-------- Material shown --------

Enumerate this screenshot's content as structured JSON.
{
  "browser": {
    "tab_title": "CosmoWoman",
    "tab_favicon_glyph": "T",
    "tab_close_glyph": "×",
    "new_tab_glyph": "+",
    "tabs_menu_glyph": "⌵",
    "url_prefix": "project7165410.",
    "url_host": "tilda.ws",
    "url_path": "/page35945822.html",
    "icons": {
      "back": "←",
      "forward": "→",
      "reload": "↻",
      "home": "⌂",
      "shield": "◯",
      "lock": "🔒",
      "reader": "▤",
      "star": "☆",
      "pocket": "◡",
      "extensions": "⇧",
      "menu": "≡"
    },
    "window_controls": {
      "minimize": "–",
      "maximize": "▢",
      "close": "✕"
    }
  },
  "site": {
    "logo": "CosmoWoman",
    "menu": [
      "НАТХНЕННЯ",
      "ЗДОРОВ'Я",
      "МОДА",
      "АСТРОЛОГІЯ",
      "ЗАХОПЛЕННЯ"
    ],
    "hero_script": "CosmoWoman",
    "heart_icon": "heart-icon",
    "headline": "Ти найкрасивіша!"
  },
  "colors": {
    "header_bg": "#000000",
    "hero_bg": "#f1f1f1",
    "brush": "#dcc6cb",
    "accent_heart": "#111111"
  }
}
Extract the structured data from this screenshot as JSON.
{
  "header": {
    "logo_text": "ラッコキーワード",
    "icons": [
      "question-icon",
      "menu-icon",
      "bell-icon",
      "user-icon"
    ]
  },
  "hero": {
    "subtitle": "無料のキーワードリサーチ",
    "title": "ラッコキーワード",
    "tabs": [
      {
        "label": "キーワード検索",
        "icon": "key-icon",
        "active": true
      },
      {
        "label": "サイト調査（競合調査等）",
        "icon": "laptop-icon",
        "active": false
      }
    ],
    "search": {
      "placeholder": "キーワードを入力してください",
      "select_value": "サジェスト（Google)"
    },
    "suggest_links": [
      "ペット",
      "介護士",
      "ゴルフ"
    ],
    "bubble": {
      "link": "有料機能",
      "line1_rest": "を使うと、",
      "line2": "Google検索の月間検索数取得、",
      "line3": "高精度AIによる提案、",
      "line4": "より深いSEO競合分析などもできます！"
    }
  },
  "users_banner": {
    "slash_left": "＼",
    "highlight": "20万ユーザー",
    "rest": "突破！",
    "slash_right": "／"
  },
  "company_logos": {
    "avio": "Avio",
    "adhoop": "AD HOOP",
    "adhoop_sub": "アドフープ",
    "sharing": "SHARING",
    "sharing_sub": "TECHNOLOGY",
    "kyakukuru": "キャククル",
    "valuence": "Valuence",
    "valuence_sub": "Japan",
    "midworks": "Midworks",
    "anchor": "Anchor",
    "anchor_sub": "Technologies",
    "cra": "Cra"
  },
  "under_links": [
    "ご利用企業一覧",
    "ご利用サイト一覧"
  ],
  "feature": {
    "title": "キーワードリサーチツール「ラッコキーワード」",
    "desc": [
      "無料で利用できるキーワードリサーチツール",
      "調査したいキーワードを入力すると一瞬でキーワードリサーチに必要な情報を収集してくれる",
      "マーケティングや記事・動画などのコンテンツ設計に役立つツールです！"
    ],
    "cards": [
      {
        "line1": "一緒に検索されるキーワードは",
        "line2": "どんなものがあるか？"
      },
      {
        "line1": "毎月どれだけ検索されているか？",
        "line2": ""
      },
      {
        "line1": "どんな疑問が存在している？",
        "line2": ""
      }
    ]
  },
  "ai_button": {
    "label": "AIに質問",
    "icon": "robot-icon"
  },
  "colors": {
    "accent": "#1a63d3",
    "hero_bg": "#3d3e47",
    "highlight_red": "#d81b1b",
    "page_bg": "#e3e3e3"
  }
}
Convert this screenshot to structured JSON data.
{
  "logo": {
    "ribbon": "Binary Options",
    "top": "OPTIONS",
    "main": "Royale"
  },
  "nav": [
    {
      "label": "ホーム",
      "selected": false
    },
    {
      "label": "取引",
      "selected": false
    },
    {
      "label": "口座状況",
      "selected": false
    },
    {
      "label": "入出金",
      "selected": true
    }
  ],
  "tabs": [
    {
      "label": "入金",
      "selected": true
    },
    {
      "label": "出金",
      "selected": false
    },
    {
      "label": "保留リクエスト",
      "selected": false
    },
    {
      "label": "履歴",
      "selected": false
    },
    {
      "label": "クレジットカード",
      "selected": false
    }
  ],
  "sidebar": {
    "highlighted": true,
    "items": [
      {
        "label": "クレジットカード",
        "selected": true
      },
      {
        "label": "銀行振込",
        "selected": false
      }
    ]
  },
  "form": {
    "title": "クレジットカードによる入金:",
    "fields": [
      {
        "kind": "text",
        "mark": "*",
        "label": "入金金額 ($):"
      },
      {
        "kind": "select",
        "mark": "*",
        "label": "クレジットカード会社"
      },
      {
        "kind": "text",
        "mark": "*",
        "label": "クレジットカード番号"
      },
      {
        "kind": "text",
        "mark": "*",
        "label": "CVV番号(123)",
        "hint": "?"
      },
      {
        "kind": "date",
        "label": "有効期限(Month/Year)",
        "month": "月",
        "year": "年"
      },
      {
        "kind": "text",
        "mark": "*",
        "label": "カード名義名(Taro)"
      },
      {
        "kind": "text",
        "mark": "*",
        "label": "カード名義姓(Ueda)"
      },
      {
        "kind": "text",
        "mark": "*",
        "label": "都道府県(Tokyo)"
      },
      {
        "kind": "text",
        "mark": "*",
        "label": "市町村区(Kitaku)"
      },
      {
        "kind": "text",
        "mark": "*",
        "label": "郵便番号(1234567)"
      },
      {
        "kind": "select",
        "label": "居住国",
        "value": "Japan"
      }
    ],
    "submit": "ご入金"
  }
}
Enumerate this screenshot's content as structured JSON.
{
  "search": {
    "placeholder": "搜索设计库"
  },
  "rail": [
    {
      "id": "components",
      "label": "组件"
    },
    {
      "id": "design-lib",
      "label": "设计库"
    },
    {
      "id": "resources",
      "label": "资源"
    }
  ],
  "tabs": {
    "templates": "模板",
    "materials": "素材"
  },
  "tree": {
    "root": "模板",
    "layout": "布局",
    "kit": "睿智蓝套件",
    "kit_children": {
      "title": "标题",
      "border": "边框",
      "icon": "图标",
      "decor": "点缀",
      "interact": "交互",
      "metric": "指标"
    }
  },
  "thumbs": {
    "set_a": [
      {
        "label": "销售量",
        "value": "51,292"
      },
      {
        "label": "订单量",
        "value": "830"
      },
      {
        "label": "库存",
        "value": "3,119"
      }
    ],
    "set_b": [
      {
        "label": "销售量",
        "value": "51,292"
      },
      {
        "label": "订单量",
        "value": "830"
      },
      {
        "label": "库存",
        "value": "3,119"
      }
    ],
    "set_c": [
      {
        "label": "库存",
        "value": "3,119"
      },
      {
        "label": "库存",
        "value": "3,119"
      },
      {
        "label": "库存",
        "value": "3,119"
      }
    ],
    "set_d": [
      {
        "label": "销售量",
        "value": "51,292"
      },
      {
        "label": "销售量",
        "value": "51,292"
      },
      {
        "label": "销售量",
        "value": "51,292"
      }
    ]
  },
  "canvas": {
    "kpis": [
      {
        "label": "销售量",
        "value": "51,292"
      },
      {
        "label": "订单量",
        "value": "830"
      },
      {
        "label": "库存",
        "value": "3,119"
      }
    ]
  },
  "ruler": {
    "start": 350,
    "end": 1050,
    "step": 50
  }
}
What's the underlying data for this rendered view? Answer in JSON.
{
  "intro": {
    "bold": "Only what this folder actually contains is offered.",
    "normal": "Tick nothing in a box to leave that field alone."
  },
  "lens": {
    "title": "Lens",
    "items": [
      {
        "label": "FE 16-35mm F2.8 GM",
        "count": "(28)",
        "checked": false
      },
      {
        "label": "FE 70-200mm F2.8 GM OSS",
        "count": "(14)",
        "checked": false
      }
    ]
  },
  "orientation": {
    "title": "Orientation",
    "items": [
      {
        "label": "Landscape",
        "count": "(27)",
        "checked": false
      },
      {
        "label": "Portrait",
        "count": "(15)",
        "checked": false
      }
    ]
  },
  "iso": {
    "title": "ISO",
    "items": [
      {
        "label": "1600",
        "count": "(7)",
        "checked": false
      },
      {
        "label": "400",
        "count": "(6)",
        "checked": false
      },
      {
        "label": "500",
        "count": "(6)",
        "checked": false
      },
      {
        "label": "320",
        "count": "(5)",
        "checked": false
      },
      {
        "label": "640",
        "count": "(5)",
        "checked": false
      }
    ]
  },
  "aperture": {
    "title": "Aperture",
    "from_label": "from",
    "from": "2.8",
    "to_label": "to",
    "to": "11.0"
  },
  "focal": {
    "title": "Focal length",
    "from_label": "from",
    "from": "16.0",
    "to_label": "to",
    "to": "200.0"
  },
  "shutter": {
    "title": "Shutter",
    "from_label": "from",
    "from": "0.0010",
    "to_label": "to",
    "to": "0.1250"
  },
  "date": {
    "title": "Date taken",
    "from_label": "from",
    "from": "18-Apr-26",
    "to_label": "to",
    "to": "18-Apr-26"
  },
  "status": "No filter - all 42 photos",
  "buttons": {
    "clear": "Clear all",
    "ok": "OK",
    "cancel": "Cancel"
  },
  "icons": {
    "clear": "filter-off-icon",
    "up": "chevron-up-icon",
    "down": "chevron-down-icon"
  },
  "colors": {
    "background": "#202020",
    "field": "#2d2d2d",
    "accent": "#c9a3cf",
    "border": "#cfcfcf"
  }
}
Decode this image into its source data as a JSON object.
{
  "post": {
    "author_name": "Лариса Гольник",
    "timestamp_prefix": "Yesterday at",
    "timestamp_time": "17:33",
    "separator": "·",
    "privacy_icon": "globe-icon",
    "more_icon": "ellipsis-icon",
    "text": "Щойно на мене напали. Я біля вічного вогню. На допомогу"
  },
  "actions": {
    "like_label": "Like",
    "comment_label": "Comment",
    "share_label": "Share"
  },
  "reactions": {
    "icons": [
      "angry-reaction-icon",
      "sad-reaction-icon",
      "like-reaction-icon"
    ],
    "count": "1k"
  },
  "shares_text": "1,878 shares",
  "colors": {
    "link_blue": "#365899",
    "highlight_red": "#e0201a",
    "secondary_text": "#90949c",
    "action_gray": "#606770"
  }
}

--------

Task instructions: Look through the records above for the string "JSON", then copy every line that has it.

Answer below:
Enumerate this screenshot's content as structured JSON.
Extract the structured data from this screenshot as JSON.
Convert this screenshot to structured JSON data.
Enumerate this screenshot's content as structured JSON.
What's the underlying data for this rendered view? Answer in JSON.
Decode this image into its source data as a JSON object.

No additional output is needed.